40. The SID chip was originally called the Sidney Chip.

41. The SID Chip is so monikered as its first design was drawn on the back of a potato chip – had the design process taken place in the UK it would have been called the SID Crisp. Or the SID Wotsit.

42. Ben Daglish is Kenny Dalglish’s son.

43. Many people are aware that Paradroid is a neologism formed by combining the words ‘paranoid’ and ‘droid’ – but few outside the industry know that Head Over Heels’ working title was ‘Arse Over Tit’.

44. Renowned Commodore musician Rob Hubbard founded the Scientology movement. He gave all that up and turned to computers on the exact day Tom Cruise became a Scientologist.

45. Hubbard’s chief rival, Martin Galway, was known for his flute playing and dancing eyes, which earned him the name of “The Sparkling Flatulence”.

46. Its a little known fact that the “dead pixel problem” was actually an issue as far back as the release of the Commodore 64. Many early adopters attempted to send their televisions back and Commodore were rushed into a press release explaining that whilst the pixels were very grey, they weren’t quite dead.

47. The haunting spectacle that is River Dance is only possible thanks to a grant obtained from the Commodore Foundation for the Furtherance of Crazy-Legs Dance.

48. Lionel Richie, of course, invented the Commodore 64. But how did it get its name? Well, he wanted his bandmates to concentrate on their vocals, and so invented the now-legendary SID chip to use in his new computer as an all-purpose backing band. Because of the complex filters in the SID chip, it took him many attempts to get it just right, and the final approved version was his sixty-fourth version, hence “Commodore 64”.

49. Three Times a Lady was the result of a stack overflow.

50. Tron, the 1982 science fiction masterpiece starring Jack and Gertrude Tramiel, was entirely created on a souped-up Commodore 64.

51. Incidentally, slightly off topic I know, the makers of Wargames initially intended for the WOPR to be a Sinclair Spectrum. However, preview audiences where turned off by the machine asking if Matthew Broderick would like to play a game of Pud Pud.

52. Commodore 64 games were often said to have “blocky” graphics. The little-known reason for this is that Jack Tramiel insisted that all games were first designed with Lego. Translating these to computer was so time-consuming that programmers didn’t have time to round off the edges.

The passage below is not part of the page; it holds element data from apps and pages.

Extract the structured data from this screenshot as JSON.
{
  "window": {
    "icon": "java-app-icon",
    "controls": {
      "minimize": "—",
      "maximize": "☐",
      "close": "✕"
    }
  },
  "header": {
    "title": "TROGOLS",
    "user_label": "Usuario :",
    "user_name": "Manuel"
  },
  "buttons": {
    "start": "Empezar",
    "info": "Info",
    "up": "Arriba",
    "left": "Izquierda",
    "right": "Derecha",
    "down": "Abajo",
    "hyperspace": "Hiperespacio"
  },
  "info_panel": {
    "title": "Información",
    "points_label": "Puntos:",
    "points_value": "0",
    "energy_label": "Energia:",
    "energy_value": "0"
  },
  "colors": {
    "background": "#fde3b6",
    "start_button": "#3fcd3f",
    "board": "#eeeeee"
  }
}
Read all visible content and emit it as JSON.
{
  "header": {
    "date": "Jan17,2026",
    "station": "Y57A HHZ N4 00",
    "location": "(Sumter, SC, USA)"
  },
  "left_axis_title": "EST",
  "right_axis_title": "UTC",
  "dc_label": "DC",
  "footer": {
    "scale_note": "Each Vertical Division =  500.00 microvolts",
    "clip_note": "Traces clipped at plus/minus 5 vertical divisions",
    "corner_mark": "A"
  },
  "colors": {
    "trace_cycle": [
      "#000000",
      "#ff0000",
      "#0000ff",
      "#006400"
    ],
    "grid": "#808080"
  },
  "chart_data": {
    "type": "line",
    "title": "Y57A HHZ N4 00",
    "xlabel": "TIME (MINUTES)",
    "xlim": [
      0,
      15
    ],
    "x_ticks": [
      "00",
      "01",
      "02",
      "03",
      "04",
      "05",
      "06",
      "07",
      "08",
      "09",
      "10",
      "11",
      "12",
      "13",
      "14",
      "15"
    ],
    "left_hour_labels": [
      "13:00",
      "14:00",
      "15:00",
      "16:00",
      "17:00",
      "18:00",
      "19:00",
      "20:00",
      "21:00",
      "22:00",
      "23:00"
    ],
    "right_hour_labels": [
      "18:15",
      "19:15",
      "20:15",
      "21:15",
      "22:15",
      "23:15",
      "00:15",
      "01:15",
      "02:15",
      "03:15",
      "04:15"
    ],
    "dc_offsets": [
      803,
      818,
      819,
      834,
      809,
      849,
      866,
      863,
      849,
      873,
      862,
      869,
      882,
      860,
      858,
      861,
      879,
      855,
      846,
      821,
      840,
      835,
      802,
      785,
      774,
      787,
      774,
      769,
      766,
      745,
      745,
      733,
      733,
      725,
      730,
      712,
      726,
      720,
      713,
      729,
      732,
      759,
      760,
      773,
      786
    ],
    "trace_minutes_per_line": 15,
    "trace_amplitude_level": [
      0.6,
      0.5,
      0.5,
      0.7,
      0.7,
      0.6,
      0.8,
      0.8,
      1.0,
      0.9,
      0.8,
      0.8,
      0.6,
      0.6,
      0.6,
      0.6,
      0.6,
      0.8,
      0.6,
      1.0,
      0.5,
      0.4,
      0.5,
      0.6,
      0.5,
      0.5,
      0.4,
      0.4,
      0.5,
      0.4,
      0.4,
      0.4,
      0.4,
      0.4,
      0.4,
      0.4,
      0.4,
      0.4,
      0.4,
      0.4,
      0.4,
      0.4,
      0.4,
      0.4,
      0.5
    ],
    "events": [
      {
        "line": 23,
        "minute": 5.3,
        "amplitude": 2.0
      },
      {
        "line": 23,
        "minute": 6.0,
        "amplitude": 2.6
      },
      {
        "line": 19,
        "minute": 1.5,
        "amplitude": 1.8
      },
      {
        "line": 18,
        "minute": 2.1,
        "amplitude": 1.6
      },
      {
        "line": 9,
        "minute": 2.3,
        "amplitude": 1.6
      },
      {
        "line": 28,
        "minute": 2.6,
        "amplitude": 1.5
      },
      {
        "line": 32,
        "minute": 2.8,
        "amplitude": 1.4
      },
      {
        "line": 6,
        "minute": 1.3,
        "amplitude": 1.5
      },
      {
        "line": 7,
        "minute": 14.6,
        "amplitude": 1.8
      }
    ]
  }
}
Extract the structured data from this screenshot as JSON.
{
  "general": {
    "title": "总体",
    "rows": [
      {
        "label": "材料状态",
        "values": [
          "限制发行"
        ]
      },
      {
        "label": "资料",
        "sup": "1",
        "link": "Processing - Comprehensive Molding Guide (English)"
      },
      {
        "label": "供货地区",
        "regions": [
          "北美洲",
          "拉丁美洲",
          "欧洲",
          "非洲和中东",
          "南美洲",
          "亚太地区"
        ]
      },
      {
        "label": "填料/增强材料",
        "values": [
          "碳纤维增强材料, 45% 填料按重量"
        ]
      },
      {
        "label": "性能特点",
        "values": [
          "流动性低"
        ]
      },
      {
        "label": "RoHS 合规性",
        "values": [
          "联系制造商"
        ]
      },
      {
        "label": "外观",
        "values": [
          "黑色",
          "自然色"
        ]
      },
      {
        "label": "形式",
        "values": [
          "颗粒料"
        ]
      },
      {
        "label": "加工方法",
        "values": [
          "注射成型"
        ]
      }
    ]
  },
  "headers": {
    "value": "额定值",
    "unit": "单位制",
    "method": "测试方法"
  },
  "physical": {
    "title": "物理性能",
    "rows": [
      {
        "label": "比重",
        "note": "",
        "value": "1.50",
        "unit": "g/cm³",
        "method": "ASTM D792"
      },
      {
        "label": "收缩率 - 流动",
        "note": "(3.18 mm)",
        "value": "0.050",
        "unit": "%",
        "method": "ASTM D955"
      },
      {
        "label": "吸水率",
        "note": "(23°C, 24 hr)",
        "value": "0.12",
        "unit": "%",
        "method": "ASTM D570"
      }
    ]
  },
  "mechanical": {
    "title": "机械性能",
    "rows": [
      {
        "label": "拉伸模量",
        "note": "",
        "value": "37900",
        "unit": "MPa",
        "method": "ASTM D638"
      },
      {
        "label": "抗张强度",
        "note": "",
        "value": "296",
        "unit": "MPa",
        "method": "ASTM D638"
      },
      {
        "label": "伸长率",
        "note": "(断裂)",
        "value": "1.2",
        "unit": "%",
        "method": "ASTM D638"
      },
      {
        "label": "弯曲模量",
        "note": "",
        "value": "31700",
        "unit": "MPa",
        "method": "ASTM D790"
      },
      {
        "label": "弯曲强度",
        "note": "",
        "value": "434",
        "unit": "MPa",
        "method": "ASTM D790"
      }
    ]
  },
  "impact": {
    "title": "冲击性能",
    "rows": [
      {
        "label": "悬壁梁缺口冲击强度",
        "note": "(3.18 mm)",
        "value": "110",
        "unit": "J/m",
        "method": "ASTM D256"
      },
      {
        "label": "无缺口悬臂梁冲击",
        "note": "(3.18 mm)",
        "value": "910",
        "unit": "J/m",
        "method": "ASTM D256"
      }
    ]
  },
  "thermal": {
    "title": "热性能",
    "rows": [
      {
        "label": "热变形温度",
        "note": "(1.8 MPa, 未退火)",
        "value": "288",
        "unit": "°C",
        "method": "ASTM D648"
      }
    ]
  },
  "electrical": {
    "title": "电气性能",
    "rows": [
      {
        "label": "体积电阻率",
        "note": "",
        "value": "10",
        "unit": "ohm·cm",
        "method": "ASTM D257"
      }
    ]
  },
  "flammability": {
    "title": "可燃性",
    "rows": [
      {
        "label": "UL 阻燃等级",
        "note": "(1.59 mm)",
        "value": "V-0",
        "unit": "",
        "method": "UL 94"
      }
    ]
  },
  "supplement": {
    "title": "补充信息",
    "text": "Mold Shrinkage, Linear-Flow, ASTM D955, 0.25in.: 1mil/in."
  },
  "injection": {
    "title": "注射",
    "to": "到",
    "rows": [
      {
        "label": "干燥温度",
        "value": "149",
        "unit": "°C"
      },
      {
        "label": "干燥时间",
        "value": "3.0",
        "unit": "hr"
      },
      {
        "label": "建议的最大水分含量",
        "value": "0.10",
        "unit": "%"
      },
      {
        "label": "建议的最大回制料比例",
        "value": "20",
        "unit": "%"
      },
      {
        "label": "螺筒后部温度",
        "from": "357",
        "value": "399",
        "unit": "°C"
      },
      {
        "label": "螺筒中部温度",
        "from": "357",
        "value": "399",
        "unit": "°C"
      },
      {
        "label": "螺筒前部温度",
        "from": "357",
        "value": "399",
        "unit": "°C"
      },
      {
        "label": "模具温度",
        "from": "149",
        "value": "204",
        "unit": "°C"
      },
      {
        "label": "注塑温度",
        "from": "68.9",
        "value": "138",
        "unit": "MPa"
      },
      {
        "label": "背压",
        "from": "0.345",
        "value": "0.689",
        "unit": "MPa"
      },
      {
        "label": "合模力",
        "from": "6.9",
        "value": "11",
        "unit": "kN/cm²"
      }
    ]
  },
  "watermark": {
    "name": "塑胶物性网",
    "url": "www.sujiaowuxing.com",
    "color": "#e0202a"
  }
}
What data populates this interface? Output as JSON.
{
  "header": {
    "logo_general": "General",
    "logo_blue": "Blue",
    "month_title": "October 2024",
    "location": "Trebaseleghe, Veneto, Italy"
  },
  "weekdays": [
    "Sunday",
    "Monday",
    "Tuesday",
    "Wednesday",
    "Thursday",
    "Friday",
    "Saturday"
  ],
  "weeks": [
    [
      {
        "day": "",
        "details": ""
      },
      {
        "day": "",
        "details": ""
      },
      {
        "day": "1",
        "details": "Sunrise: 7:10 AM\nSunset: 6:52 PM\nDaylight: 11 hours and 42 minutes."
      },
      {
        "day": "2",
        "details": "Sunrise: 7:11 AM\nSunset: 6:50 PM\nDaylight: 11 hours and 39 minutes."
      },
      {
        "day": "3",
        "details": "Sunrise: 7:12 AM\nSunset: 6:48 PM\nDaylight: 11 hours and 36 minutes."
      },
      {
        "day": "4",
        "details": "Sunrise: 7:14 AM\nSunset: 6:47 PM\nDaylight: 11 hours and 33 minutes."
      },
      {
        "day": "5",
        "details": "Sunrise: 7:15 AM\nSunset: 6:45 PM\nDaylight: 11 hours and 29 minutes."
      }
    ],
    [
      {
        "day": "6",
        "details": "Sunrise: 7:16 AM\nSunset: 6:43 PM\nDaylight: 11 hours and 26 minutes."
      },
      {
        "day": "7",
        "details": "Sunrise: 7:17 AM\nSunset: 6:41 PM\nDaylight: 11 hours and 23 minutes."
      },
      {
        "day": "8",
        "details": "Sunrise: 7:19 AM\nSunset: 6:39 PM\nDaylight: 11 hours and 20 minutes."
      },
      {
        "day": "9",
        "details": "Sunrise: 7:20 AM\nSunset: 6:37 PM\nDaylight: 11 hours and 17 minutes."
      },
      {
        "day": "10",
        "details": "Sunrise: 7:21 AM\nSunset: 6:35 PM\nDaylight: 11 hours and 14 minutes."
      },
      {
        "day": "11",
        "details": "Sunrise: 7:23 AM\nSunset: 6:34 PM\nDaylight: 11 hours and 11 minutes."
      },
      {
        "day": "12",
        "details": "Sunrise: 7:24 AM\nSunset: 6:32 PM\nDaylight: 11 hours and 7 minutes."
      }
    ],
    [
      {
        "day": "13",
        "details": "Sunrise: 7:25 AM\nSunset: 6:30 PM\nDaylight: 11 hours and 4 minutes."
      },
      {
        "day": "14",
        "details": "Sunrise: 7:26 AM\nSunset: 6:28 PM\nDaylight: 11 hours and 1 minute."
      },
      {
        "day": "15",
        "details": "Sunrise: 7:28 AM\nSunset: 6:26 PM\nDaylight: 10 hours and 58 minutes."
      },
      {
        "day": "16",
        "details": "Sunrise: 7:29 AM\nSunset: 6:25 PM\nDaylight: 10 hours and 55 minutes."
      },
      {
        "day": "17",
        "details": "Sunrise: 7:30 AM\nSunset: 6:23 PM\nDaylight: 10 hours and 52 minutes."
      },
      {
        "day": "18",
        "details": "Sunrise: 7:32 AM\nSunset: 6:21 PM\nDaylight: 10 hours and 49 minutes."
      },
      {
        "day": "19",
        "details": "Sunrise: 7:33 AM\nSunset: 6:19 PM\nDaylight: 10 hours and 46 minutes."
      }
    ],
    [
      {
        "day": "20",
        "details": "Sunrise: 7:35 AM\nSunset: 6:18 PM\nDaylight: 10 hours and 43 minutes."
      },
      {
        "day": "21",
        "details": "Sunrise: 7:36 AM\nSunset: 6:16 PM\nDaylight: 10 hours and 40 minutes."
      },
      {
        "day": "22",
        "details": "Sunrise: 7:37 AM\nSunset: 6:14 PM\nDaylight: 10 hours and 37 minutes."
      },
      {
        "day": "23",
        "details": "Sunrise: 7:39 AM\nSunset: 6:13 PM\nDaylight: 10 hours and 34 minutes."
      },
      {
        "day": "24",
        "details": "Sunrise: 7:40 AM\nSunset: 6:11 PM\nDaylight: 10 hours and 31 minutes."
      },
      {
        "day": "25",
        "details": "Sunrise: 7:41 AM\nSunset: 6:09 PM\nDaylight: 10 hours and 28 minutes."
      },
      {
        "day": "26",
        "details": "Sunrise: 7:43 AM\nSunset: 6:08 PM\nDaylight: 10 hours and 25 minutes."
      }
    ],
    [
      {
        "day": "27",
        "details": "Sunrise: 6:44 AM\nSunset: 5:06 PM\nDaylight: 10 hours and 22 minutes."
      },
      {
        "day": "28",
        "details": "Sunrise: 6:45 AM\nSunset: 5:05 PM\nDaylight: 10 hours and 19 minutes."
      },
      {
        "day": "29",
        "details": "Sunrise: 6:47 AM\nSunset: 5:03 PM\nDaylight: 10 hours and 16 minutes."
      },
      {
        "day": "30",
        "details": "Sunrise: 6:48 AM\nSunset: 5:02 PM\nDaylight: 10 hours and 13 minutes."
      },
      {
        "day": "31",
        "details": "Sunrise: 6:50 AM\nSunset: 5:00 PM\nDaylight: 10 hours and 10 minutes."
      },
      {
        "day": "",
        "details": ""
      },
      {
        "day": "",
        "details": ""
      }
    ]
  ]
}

53. Impossible Mission features an exact replica of Epyx’ headquarters. Programmer turnover was enormous.

54. After emigrating to America, Jack Tramiel enlisted and served four years in the U.S. Army. At Fort Dix Jack showed a talent for un-jamming typewriters.

55. Egghead sonic pioneer Brian Eno abandoned lost ambient project “Music For Adolescent Bedrooms”, composed entirely of SID warbles and 1541 grinding sounds, when David Byrne gave his MiniMoog back.

56. Murdering children and hearing the voices of dead relatives is mad. Playing the Ocean loader tune while wearing a hat: less so.

57. Rod Hull is buried in a Commodore 64-themed coffin.

58. A Commodore C64 with a picture of Shigeru Miyamoto taped on it, was the only childhood friend of current Xbox head Arthur Mullard.

59. Activision’s Little Computer Person was real, and came bundled inside every piece of C64 hardware, and not just the computer itself. The machine-gunning noise that came from a 1541 disk drive was actually a Little Computer Person hammering fuck out of it, trying to get it to work faster.

60. One of the first ever Commodore 64 games was Jack Attack. But did you know it was actually named after Jack The Ripper? And today they say Grand Theft Auto is bad?

61. It is possible to fry an egg on C64 transformers – however, this practice was banned in 1987 after some kid got yolk onto the Dutch National Grid.

62. During the Gulf War, late-model C64GS units were used by the Iraqi army to provide targeting data for the launching of SCUDS in the Western Iraq desert.

63. Commodore is an anagram of paedophile.

64. 64 is the exact number of years that the C64 will be remembered for. In August 2056 a device will flower for but the briefest second wiping clear the Commodore memories of every human being. The Amiga will still be known and loved but nobody will be able to actually remember who made it.